> [Problem statement]:
For the word "JSON", search the records and show each line in which it occurs.

> [Record excerpts]:
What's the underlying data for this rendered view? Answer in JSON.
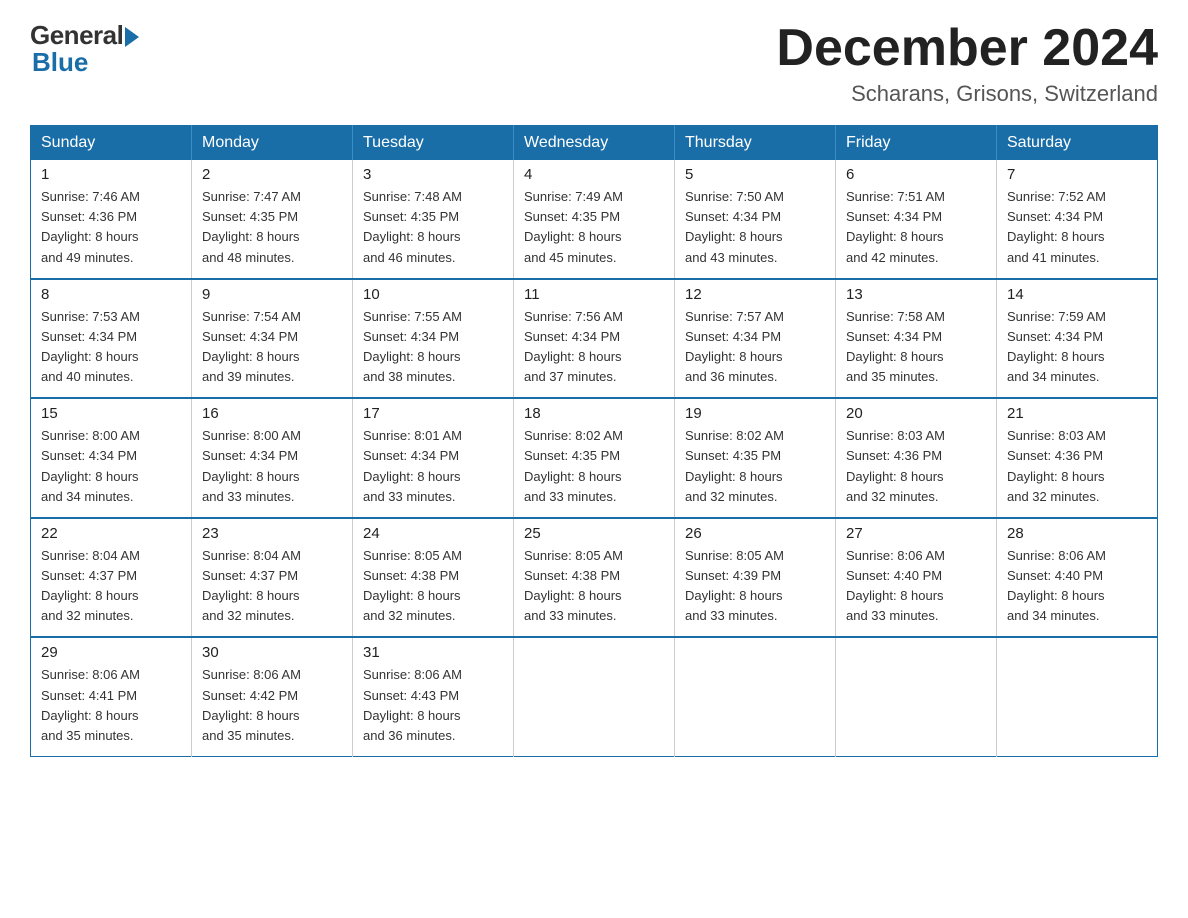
{
  "logo": {
    "general": "General",
    "blue": "Blue"
  },
  "title": "December 2024",
  "location": "Scharans, Grisons, Switzerland",
  "headers": [
    "Sunday",
    "Monday",
    "Tuesday",
    "Wednesday",
    "Thursday",
    "Friday",
    "Saturday"
  ],
  "weeks": [
    [
      {
        "day": "1",
        "info": "Sunrise: 7:46 AM\nSunset: 4:36 PM\nDaylight: 8 hours\nand 49 minutes."
      },
      {
        "day": "2",
        "info": "Sunrise: 7:47 AM\nSunset: 4:35 PM\nDaylight: 8 hours\nand 48 minutes."
      },
      {
        "day": "3",
        "info": "Sunrise: 7:48 AM\nSunset: 4:35 PM\nDaylight: 8 hours\nand 46 minutes."
      },
      {
        "day": "4",
        "info": "Sunrise: 7:49 AM\nSunset: 4:35 PM\nDaylight: 8 hours\nand 45 minutes."
      },
      {
        "day": "5",
        "info": "Sunrise: 7:50 AM\nSunset: 4:34 PM\nDaylight: 8 hours\nand 43 minutes."
      },
      {
        "day": "6",
        "info": "Sunrise: 7:51 AM\nSunset: 4:34 PM\nDaylight: 8 hours\nand 42 minutes."
      },
      {
        "day": "7",
        "info": "Sunrise: 7:52 AM\nSunset: 4:34 PM\nDaylight: 8 hours\nand 41 minutes."
      }
    ],
    [
      {
        "day": "8",
        "info": "Sunrise: 7:53 AM\nSunset: 4:34 PM\nDaylight: 8 hours\nand 40 minutes."
      },
      {
        "day": "9",
        "info": "Sunrise: 7:54 AM\nSunset: 4:34 PM\nDaylight: 8 hours\nand 39 minutes."
      },
      {
        "day": "10",
        "info": "Sunrise: 7:55 AM\nSunset: 4:34 PM\nDaylight: 8 hours\nand 38 minutes."
      },
      {
        "day": "11",
        "info": "Sunrise: 7:56 AM\nSunset: 4:34 PM\nDaylight: 8 hours\nand 37 minutes."
      },
      {
        "day": "12",
        "info": "Sunrise: 7:57 AM\nSunset: 4:34 PM\nDaylight: 8 hours\nand 36 minutes."
      },
      {
        "day": "13",
        "info": "Sunrise: 7:58 AM\nSunset: 4:34 PM\nDaylight: 8 hours\nand 35 minutes."
      },
      {
        "day": "14",
        "info": "Sunrise: 7:59 AM\nSunset: 4:34 PM\nDaylight: 8 hours\nand 34 minutes."
      }
    ],
    [
      {
        "day": "15",
        "info": "Sunrise: 8:00 AM\nSunset: 4:34 PM\nDaylight: 8 hours\nand 34 minutes."
      },
      {
        "day": "16",
        "info": "Sunrise: 8:00 AM\nSunset: 4:34 PM\nDaylight: 8 hours\nand 33 minutes."
      },
      {
        "day": "17",
        "info": "Sunrise: 8:01 AM\nSunset: 4:34 PM\nDaylight: 8 hours\nand 33 minutes."
      },
      {
        "day": "18",
        "info": "Sunrise: 8:02 AM\nSunset: 4:35 PM\nDaylight: 8 hours\nand 33 minutes."
      },
      {
        "day": "19",
        "info": "Sunrise: 8:02 AM\nSunset: 4:35 PM\nDaylight: 8 hours\nand 32 minutes."
      },
      {
        "day": "20",
        "info": "Sunrise: 8:03 AM\nSunset: 4:36 PM\nDaylight: 8 hours\nand 32 minutes."
      },
      {
        "day": "21",
        "info": "Sunrise: 8:03 AM\nSunset: 4:36 PM\nDaylight: 8 hours\nand 32 minutes."
      }
    ],
    [
      {
        "day": "22",
        "info": "Sunrise: 8:04 AM\nSunset: 4:37 PM\nDaylight: 8 hours\nand 32 minutes."
      },
      {
        "day": "23",
        "info": "Sunrise: 8:04 AM\nSunset: 4:37 PM\nDaylight: 8 hours\nand 32 minutes."
      },
      {
        "day": "24",
        "info": "Sunrise: 8:05 AM\nSunset: 4:38 PM\nDaylight: 8 hours\nand 32 minutes."
      },
      {
        "day": "25",
        "info": "Sunrise: 8:05 AM\nSunset: 4:38 PM\nDaylight: 8 hours\nand 33 minutes."
      },
      {
        "day": "26",
        "info": "Sunrise: 8:05 AM\nSunset: 4:39 PM\nDaylight: 8 hours\nand 33 minutes."
      },
      {
        "day": "27",
        "info": "Sunrise: 8:06 AM\nSunset: 4:40 PM\nDaylight: 8 hours\nand 33 minutes."
      },
      {
        "day": "28",
        "info": "Sunrise: 8:06 AM\nSunset: 4:40 PM\nDaylight: 8 hours\nand 34 minutes."
      }
    ],
    [
      {
        "day": "29",
        "info": "Sunrise: 8:06 AM\nSunset: 4:41 PM\nDaylight: 8 hours\nand 35 minutes."
      },
      {
        "day": "30",
        "info": "Sunrise: 8:06 AM\nSunset: 4:42 PM\nDaylight: 8 hours\nand 35 minutes."
      },
      {
        "day": "31",
        "info": "Sunrise: 8:06 AM\nSunset: 4:43 PM\nDaylight: 8 hours\nand 36 minutes."
      },
      {
        "day": "",
        "info": ""
      },
      {
        "day": "",
        "info": ""
      },
      {
        "day": "",
        "info": ""
      },
      {
        "day": "",
        "info": ""
      }
    ]
  ]
}
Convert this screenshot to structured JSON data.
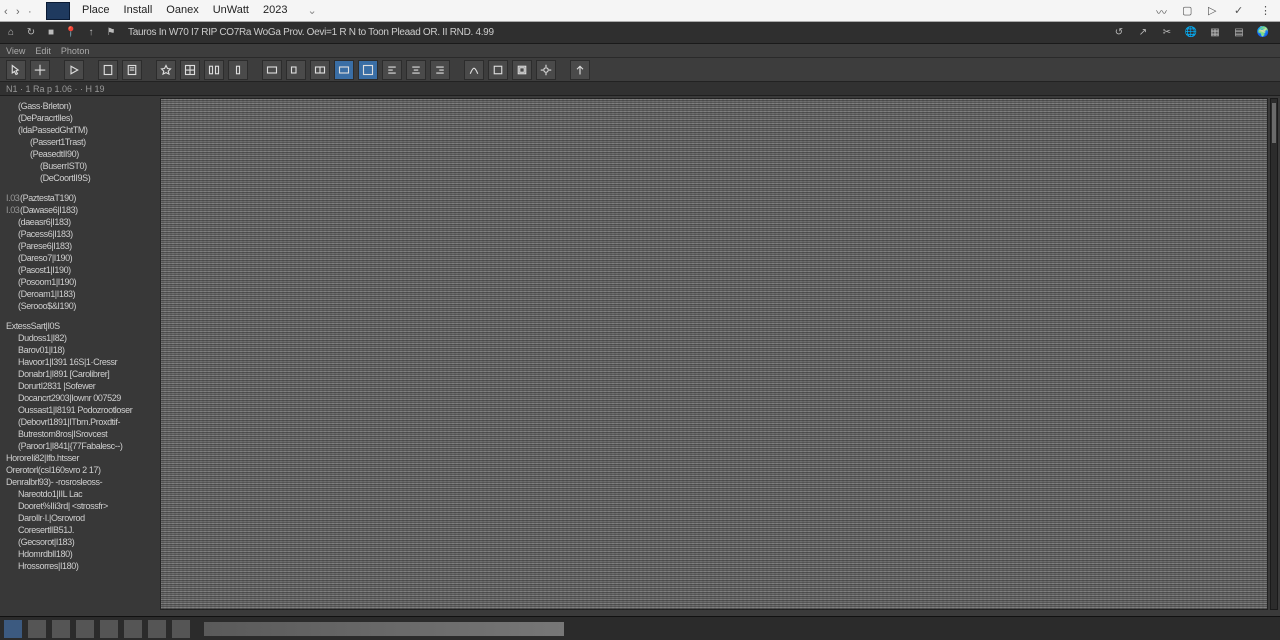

> [Solved problem]:
What's the underlying data for this rendered view? Answer in JSON.
Convert this screenshot to structured JSON data.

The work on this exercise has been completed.